While the Rangers had just 162 home runs in 2010, they knocked out 210 and 200 in 2011 and 2012. This year they managed 176. And they stole 123 bases in 2010, 143 in 2011, and 91 last year but 149 this year.
Without as many big boppers to ignite the offense with three-run homers, Washington had to go to the aggressive, small ball measures he truly loves. Some times things worked; some times they didn’t. But it definitely was different than the recent past.
The team’s pitching and defense overall were very good. Despite injuries to Lewis, Harrison, Feliz and Ogando, the Rangers had an earned run average of 3.62, their lowest in team history since 1982. The Rangers’ .986 fielding percentage tied for the best in team history with last year and 1996.
By far the better part of the pitching staff was the bullpen. Led by closer Joe Nathan (6-2, 1.39, 43 saves), that group had a 35-18 record, the most wins in the American League, and a 2.91 earned run average, behind only Kansas City’s 2.55.

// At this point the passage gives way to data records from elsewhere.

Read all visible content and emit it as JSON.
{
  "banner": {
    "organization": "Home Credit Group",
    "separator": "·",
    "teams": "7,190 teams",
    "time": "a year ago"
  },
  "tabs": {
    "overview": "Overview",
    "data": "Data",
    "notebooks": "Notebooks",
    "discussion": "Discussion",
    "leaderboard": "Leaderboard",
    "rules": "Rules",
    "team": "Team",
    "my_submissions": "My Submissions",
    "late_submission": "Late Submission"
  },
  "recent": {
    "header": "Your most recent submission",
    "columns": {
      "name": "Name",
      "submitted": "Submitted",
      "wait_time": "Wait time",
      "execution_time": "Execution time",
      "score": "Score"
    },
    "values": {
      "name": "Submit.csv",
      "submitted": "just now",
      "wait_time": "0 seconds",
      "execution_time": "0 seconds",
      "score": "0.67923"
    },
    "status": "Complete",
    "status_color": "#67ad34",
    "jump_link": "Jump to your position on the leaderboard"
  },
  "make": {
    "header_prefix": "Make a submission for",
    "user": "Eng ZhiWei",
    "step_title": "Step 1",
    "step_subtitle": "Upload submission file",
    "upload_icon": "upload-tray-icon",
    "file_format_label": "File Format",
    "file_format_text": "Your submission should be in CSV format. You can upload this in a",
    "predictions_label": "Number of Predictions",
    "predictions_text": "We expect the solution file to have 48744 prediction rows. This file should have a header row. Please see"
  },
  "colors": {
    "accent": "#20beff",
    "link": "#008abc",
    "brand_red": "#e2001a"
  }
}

What ultimately did the Rangers in was their inconsistencies ultimately caused by the loss of too much talent both expected and unexpected. They knew before the season that players Hamilton, Napoli and Young would no longer be in the lineup. They believed Lewis would play sometime after the All-Star break. But they didn’t know starter Harrison would go down after just two starts, that Ogando would be in and out of the lineup.

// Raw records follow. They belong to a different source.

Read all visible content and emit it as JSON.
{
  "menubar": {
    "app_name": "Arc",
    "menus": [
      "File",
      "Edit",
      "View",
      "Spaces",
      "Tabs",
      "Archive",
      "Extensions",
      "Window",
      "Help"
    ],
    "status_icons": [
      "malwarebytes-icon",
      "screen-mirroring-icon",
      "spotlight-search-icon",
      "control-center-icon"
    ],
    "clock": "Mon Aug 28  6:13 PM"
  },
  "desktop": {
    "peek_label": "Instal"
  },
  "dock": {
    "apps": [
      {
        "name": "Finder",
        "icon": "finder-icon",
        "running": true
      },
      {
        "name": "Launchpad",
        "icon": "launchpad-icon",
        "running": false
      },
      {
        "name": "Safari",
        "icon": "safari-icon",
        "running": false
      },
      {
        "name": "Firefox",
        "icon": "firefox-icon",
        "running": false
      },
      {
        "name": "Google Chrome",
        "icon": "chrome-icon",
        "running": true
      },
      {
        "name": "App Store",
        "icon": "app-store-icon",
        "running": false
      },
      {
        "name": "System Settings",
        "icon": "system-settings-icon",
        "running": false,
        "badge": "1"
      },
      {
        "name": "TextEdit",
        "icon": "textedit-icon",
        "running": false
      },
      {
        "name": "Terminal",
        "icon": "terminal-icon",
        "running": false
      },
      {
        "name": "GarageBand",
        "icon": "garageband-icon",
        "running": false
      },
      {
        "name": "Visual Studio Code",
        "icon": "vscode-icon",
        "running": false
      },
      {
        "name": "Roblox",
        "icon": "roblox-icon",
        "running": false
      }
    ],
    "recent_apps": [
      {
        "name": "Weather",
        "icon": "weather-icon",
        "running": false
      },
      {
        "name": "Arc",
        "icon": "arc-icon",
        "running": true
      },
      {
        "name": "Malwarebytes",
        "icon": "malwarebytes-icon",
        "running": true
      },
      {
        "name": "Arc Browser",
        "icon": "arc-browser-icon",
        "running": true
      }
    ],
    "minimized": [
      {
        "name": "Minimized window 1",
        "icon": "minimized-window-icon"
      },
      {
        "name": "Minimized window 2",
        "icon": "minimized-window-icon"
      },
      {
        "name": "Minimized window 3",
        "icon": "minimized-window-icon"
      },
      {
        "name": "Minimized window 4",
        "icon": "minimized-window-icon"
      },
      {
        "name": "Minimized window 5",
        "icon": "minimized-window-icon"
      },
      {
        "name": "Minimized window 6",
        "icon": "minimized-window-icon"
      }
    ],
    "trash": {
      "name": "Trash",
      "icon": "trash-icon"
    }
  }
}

“Yes we were a little more streaky this year than in past years. But the end result is I’m really proud of what the team did in the last week. It just didn’t work out for us tonight,” said Murphy.
This team doesn’t need a major overhaul. It does, however, require the services of an every day designated hitter and solid, preferably right-handed-hitting left fielder. Don’t be surprised if the Rangers re-sign Cruz to play left field with Alex Rios staying in right and Martin and Gentry continuing to share center.

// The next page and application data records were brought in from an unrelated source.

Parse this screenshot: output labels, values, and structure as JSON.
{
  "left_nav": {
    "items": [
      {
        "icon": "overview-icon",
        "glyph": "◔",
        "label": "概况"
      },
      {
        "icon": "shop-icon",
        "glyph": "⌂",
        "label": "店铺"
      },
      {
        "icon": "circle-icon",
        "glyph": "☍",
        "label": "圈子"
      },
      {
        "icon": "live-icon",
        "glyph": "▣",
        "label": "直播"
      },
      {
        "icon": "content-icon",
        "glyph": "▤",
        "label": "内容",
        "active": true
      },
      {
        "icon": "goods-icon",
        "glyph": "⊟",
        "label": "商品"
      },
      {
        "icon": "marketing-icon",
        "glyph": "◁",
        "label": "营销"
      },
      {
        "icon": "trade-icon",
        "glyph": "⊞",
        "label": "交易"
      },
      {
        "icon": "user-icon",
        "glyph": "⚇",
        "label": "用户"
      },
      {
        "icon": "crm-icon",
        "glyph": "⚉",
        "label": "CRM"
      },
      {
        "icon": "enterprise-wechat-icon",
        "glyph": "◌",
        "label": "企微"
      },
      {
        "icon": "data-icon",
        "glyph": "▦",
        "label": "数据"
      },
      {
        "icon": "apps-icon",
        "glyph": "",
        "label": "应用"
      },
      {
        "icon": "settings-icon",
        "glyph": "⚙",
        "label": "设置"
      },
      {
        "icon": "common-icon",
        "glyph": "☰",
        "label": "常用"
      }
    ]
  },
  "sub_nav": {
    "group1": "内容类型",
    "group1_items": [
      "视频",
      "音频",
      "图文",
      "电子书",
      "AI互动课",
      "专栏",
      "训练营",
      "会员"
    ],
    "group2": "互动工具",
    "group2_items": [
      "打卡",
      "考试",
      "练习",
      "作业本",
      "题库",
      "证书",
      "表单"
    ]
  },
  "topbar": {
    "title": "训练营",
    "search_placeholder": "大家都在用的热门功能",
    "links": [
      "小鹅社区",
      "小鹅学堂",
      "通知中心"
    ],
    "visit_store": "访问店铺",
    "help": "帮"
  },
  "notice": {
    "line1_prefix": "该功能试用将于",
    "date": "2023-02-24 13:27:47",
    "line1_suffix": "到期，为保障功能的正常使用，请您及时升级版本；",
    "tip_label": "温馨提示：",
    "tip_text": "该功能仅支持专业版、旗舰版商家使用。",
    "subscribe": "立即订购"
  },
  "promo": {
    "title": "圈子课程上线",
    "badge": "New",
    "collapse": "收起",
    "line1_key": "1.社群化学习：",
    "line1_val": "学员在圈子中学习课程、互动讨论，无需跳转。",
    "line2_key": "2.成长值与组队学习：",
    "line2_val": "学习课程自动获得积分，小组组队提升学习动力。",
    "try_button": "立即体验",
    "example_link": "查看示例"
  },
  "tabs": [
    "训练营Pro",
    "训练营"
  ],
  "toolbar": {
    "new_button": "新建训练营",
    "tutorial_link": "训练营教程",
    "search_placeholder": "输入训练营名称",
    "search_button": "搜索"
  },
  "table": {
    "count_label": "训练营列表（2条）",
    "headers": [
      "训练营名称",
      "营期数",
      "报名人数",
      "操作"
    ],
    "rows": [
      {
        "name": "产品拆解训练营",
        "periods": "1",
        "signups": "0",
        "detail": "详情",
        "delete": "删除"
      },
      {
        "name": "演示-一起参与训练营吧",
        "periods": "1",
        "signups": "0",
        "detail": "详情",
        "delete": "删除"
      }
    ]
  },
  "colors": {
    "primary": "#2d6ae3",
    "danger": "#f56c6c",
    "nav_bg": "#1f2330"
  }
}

No changes are needed in the infield with Beltre, shortstop Elvis Andrus, Kinsler and Moreland back. It wouldn’t hurt if Moreland (.232 average. 23 HRs, 60 RBI) could improve his numbers. The same for fifth infielder Jurickson Profar who hit .234 with six homers and 26 RBI in his rookie season. Good thing he’s just 20 years old.
The Rangers will have to decide if they want to pursue another year with A.J. Pierzynski as their No. 1 catcher. Pierzynski had a solid season at .272 with 17 HRs and 70 RBI. Plus, he did a great job handling the pitchers. But he’ll be a highly sought-after free agent.
On the mound, look for Nathan to be somewhere else as the Rangers turn the ball back to former closer Neftali Feliz or former Kansas City Royals closer Joakim Soria. If they can bring back left-hander Neil Cotts, the bullpen could be set.
Yu Darvish (13-8, 2.83, league-leading 277 strikeouts), Holland (10-9, 3.42) and Perez again will anchor the starting rotation. Who follows them depends a lot on the health of Lewis and Harrison. If either can’t go, Ogando will be the fifth starter. If both can’t play, Tepesch again becomes a possibility. Otherwise, Ogando and/or Tepesch could be in the bullpen.
The combination of adding the right bats and the return to health of key starting pitchers ultimately could decide the fate of the Texas Rangers in 2014.
“We do have to make some adjustments and we’ll do that over the winter and move forward,” Washington said. “I still think we have a chance to come back and compete for the division again. I think everyone who’s involved with us in that clubhouse feels the same way.”